▸ THE PROBLEM
Retrieve all lines below that have the string "this".

------ DATA RECORDS

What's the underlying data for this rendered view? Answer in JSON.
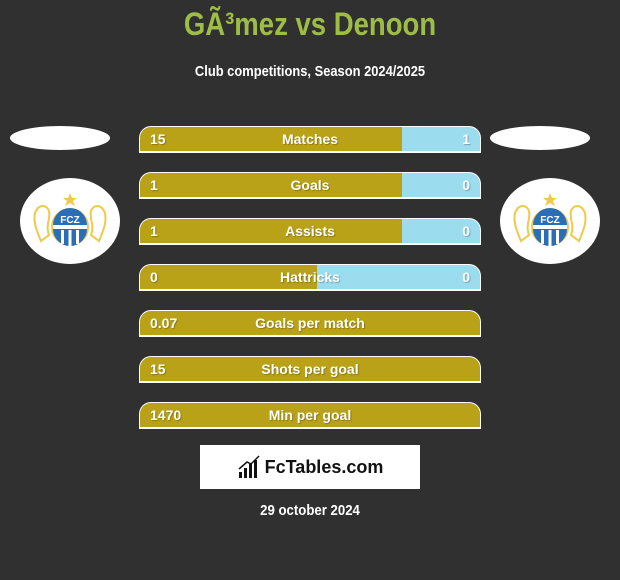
{
  "header": {
    "title": "GÃ³mez vs Denoon",
    "subtitle": "Club competitions, Season 2024/2025"
  },
  "teams": {
    "left": {
      "logo_icon": "fc-zurich-crest-icon",
      "logo_text": "FCZ"
    },
    "right": {
      "logo_icon": "fc-zurich-crest-icon",
      "logo_text": "FCZ"
    }
  },
  "colors": {
    "left_bar": "#b9a218",
    "right_bar": "#9bdcef",
    "title": "#9dbd45",
    "background": "#303030"
  },
  "stats": [
    {
      "label": "Matches",
      "left": "15",
      "right": "1",
      "left_share": 0.77
    },
    {
      "label": "Goals",
      "left": "1",
      "right": "0",
      "left_share": 0.77
    },
    {
      "label": "Assists",
      "left": "1",
      "right": "0",
      "left_share": 0.77
    },
    {
      "label": "Hattricks",
      "left": "0",
      "right": "0",
      "left_share": 0.52
    },
    {
      "label": "Goals per match",
      "left": "0.07",
      "right": "",
      "left_share": 1.0
    },
    {
      "label": "Shots per goal",
      "left": "15",
      "right": "",
      "left_share": 1.0
    },
    {
      "label": "Min per goal",
      "left": "1470",
      "right": "",
      "left_share": 1.0
    }
  ],
  "footer": {
    "brand": "FcTables.com",
    "brand_icon": "bar-chart-icon",
    "date": "29 october 2024"
  }
}
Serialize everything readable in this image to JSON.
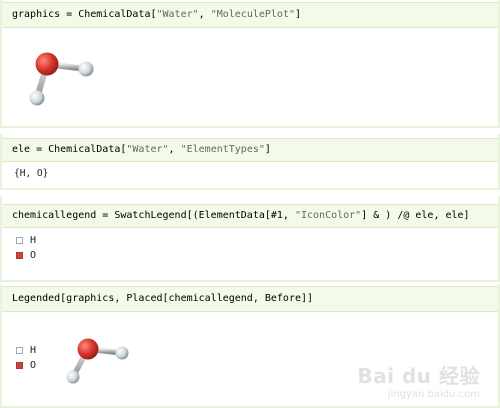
{
  "cells": [
    {
      "input_prefix": "graphics = ChemicalData[",
      "arg1": "\"Water\"",
      "sep": ", ",
      "arg2": "\"MoleculePlot\"",
      "suffix": "]"
    },
    {
      "input_prefix": "ele = ChemicalData[",
      "arg1": "\"Water\"",
      "sep": ", ",
      "arg2": "\"ElementTypes\"",
      "suffix": "]",
      "output": "{H, O}"
    },
    {
      "input_prefix": "chemicallegend = SwatchLegend[(ElementData[#1, ",
      "arg1": "\"IconColor\"",
      "suffix": "] & ) /@ ele, ele]",
      "legend": [
        "H",
        "O"
      ]
    },
    {
      "input": "Legended[graphics, Placed[chemicallegend, Before]]",
      "legend": [
        "H",
        "O"
      ]
    }
  ],
  "colors": {
    "input_bg": "#f3fae9",
    "hydrogen": "#dfe6ea",
    "oxygen": "#d8362f",
    "bond": "#b0b0b0"
  },
  "icons": [
    "water-molecule-icon"
  ],
  "watermark": {
    "main": "Bai du 经验",
    "sub": "jingyan.baidu.com"
  }
}
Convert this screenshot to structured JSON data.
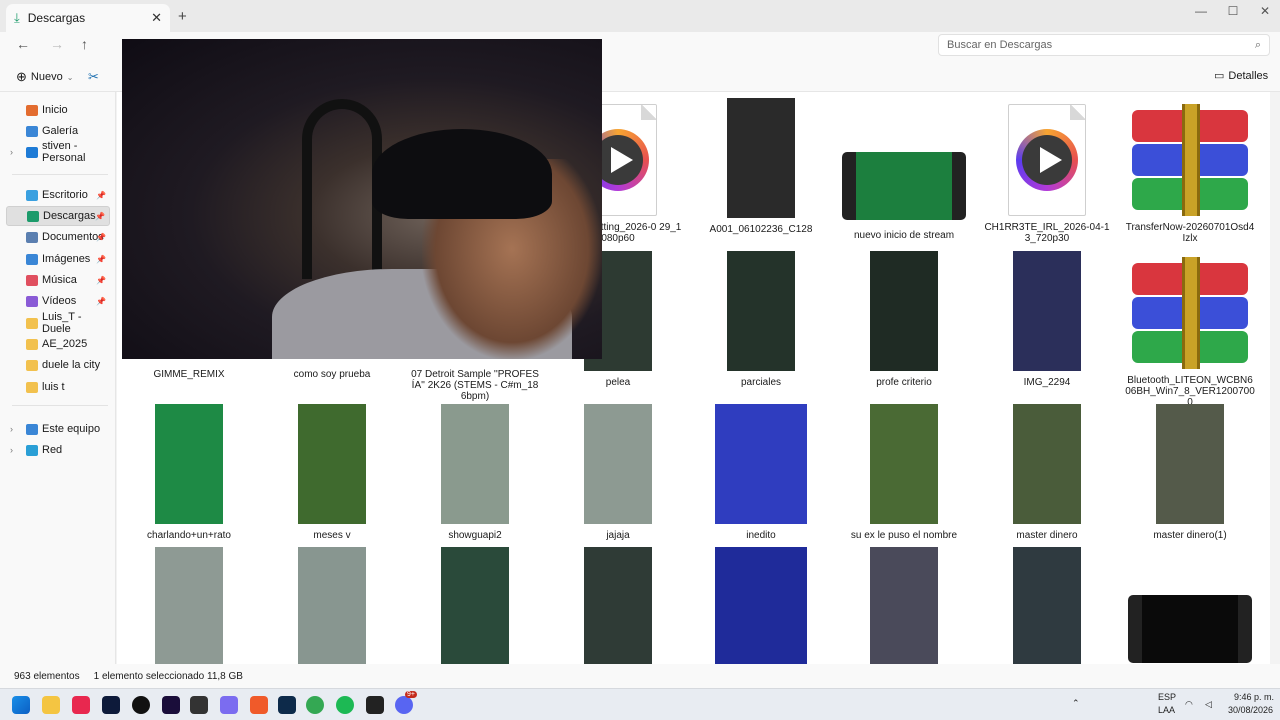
{
  "window": {
    "tab_title": "Descargas"
  },
  "search": {
    "placeholder": "Buscar en Descargas"
  },
  "commands": {
    "new_label": "Nuevo",
    "details_label": "Detalles"
  },
  "sidebar": {
    "items": [
      {
        "label": "Inicio",
        "color": "#e36c2f"
      },
      {
        "label": "Galería",
        "color": "#3a86d6"
      },
      {
        "label": "stiven - Personal",
        "color": "#1e7bd6"
      },
      {
        "label": "Escritorio",
        "color": "#3aa0e0"
      },
      {
        "label": "Descargas",
        "color": "#1c9b6b"
      },
      {
        "label": "Documentos",
        "color": "#5b7fb0"
      },
      {
        "label": "Imágenes",
        "color": "#3a86d6"
      },
      {
        "label": "Música",
        "color": "#e04f5f"
      },
      {
        "label": "Vídeos",
        "color": "#8a5bd6"
      },
      {
        "label": "Luis_T - Duele",
        "color": "#f2c14e"
      },
      {
        "label": "AE_2025",
        "color": "#f2c14e"
      },
      {
        "label": "duele la city",
        "color": "#f2c14e"
      },
      {
        "label": "luis t",
        "color": "#f2c14e"
      },
      {
        "label": "Este equipo",
        "color": "#3a86d6"
      },
      {
        "label": "Red",
        "color": "#2a9fd6"
      }
    ]
  },
  "files": [
    {
      "name": "st%20Chatting_2026-0 29_1080p60",
      "kind": "media"
    },
    {
      "name": "A001_06102236_C128",
      "kind": "video",
      "color": "#2a2a2a"
    },
    {
      "name": "nuevo inicio de stream",
      "kind": "film"
    },
    {
      "name": "CH1RR3TE_IRL_2026-04-13_720p30",
      "kind": "media"
    },
    {
      "name": "TransferNow-20260701Osd4Izlx",
      "kind": "rar"
    },
    {
      "name": "GIMME_REMIX",
      "kind": "hidden"
    },
    {
      "name": "como soy prueba",
      "kind": "hidden"
    },
    {
      "name": "07 Detroit Sample ''PROFESÍA'' 2K26 (STEMS - C#m_186bpm)",
      "kind": "hidden"
    },
    {
      "name": "pelea",
      "kind": "video",
      "color": "#2d3a32"
    },
    {
      "name": "parciales",
      "kind": "video",
      "color": "#24332a"
    },
    {
      "name": "profe criterio",
      "kind": "video",
      "color": "#1f2b24"
    },
    {
      "name": "IMG_2294",
      "kind": "video",
      "color": "#2b2f5a"
    },
    {
      "name": "Bluetooth_LITEON_WCBN606BH_Win7_8_VER12007000",
      "kind": "rar"
    },
    {
      "name": "charlando+un+rato",
      "kind": "video",
      "color": "#1e8a45"
    },
    {
      "name": "meses v",
      "kind": "video",
      "color": "#3f6a2e"
    },
    {
      "name": "showguapi2",
      "kind": "video",
      "color": "#8a9a8e"
    },
    {
      "name": "jajaja",
      "kind": "video",
      "color": "#8d9a92"
    },
    {
      "name": "inedito",
      "kind": "videow",
      "color": "#2f3dbf"
    },
    {
      "name": "su ex le puso el nombre",
      "kind": "video",
      "color": "#4a6a34"
    },
    {
      "name": "master dinero",
      "kind": "video",
      "color": "#4a5c3a"
    },
    {
      "name": "master dinero(1)",
      "kind": "video",
      "color": "#545a4a"
    },
    {
      "name": "",
      "kind": "video",
      "color": "#8e9a94"
    },
    {
      "name": "",
      "kind": "video",
      "color": "#889690"
    },
    {
      "name": "",
      "kind": "video",
      "color": "#2a4a3a"
    },
    {
      "name": "",
      "kind": "video",
      "color": "#2f3b36"
    },
    {
      "name": "",
      "kind": "videow",
      "color": "#1f2b9a"
    },
    {
      "name": "",
      "kind": "video",
      "color": "#4a4a5a"
    },
    {
      "name": "",
      "kind": "video",
      "color": "#2f3a40"
    },
    {
      "name": "",
      "kind": "film"
    }
  ],
  "status": {
    "count": "963 elementos",
    "selection": "1 elemento seleccionado  11,8 GB"
  },
  "taskbar": {
    "lang": "ESP",
    "layout": "LAA",
    "time": "9:46 p. m.",
    "date": "30/08/2026",
    "badge": "9+"
  }
}
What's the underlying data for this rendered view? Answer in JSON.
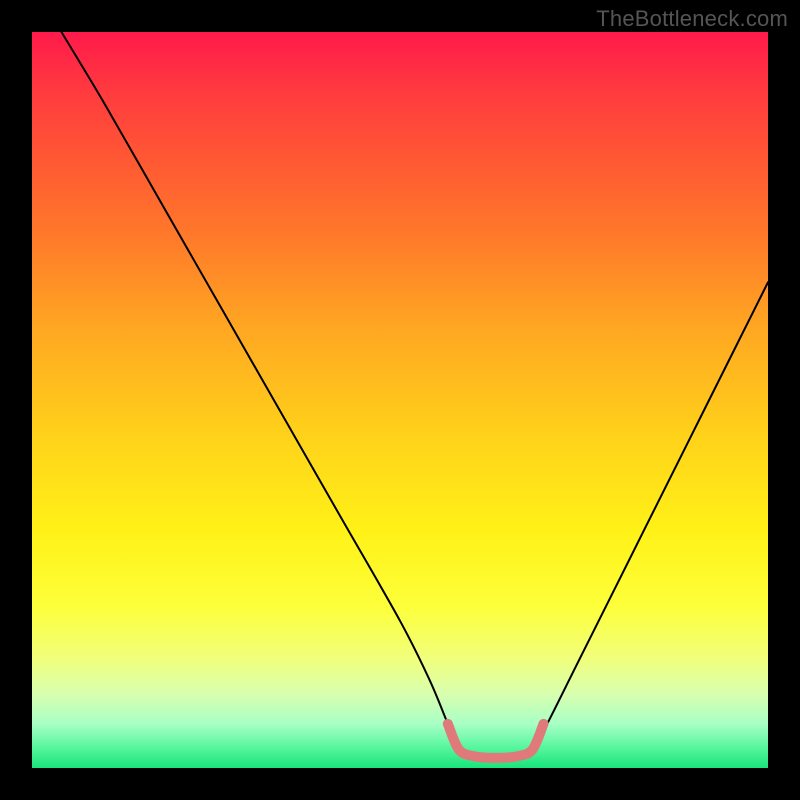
{
  "watermark": "TheBottleneck.com",
  "chart_data": {
    "type": "line",
    "title": "",
    "xlabel": "",
    "ylabel": "",
    "xlim": [
      0,
      100
    ],
    "ylim": [
      0,
      100
    ],
    "series": [
      {
        "name": "black-curve",
        "color": "#000000",
        "stroke_width": 2,
        "x": [
          4,
          10,
          18,
          26,
          34,
          42,
          50,
          54,
          56.5,
          58,
          62,
          66,
          68,
          70,
          74,
          80,
          86,
          92,
          98,
          100
        ],
        "y": [
          100,
          90,
          76,
          62,
          48,
          34,
          20,
          12,
          6,
          2.5,
          1.5,
          1.5,
          2.5,
          6,
          14,
          26,
          38,
          50,
          62,
          66
        ]
      },
      {
        "name": "pink-valley-segment",
        "color": "#e07a7a",
        "stroke_width": 10,
        "x": [
          56.5,
          58,
          60,
          62,
          64,
          66,
          68,
          69.5
        ],
        "y": [
          6,
          2.5,
          1.6,
          1.4,
          1.4,
          1.6,
          2.5,
          6
        ]
      }
    ],
    "background_gradient": {
      "top": "#ff1a4b",
      "bottom": "#18e47a",
      "via": [
        "#ff7a2a",
        "#ffd21a",
        "#fdff3a"
      ]
    }
  }
}
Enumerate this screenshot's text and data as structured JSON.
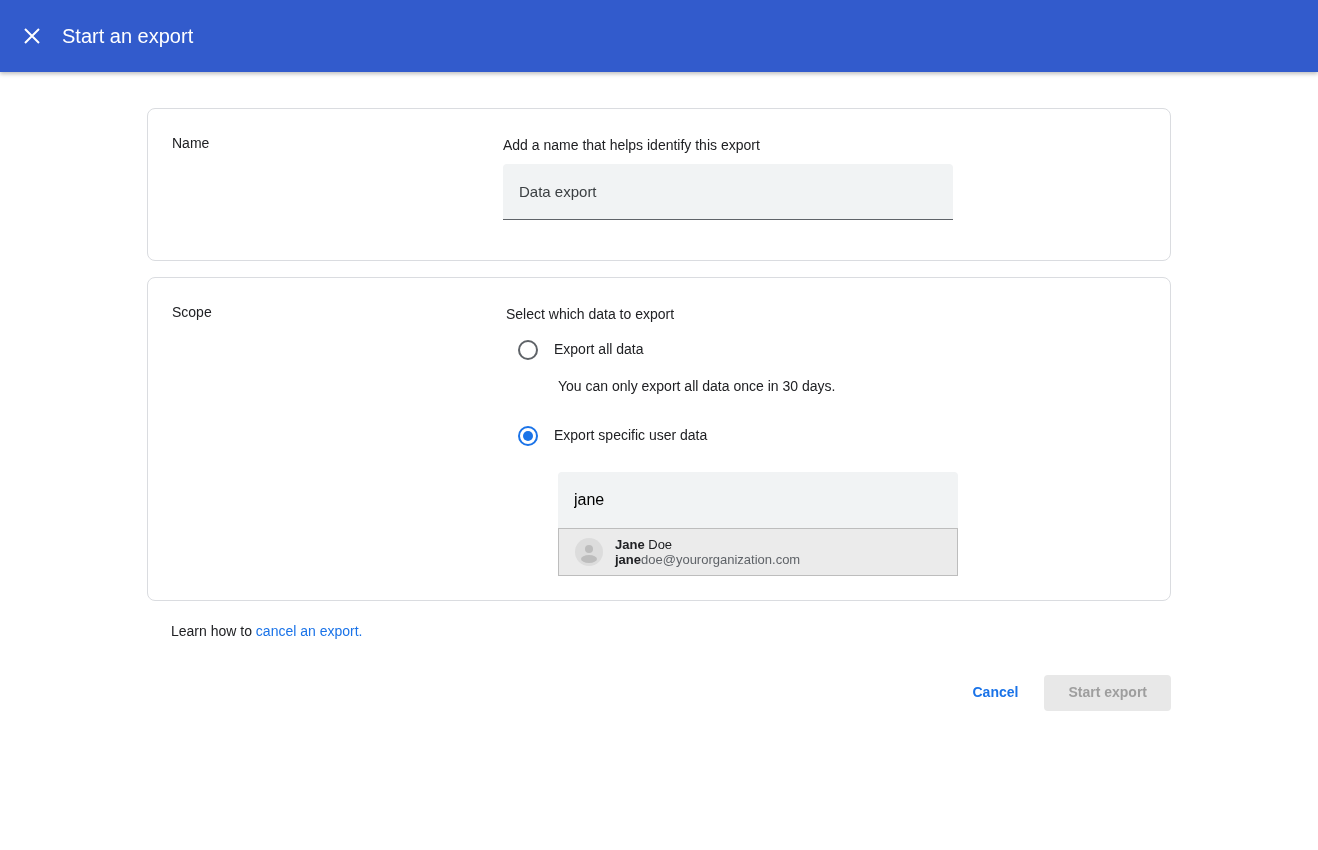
{
  "app_bar": {
    "title": "Start an export"
  },
  "name_section": {
    "label": "Name",
    "hint": "Add a name that helps identify this export",
    "field": {
      "value": "Data export"
    }
  },
  "scope_section": {
    "label": "Scope",
    "hint": "Select which data to export",
    "options": [
      {
        "label": "Export all data",
        "selected": false,
        "note": "You can only export all data once in 30 days."
      },
      {
        "label": "Export specific user data",
        "selected": true
      }
    ],
    "user_search": {
      "value": "jane",
      "suggestions": [
        {
          "name": "**Jane** Doe",
          "email": "**jane**doe@yourorganization.com"
        }
      ]
    }
  },
  "footer_note": {
    "text": "Learn how to",
    "link": "cancel an export."
  },
  "buttons": [
    {
      "label": "Cancel",
      "kind": "text",
      "disabled": false
    },
    {
      "label": "Start export",
      "kind": "filled",
      "disabled": true
    }
  ]
}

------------

▸ RESULT OF THE TASK
What's the underlying data for this rendered view? Answer in JSON.
Serialize everything readable in this image to JSON.
Convert this screenshot to structured JSON data.
What's the underlying data for this rendered view? Answer in JSON.
Enumerate this screenshot's text and data as structured JSON.
    "hint": "Add a name that helps identify this export",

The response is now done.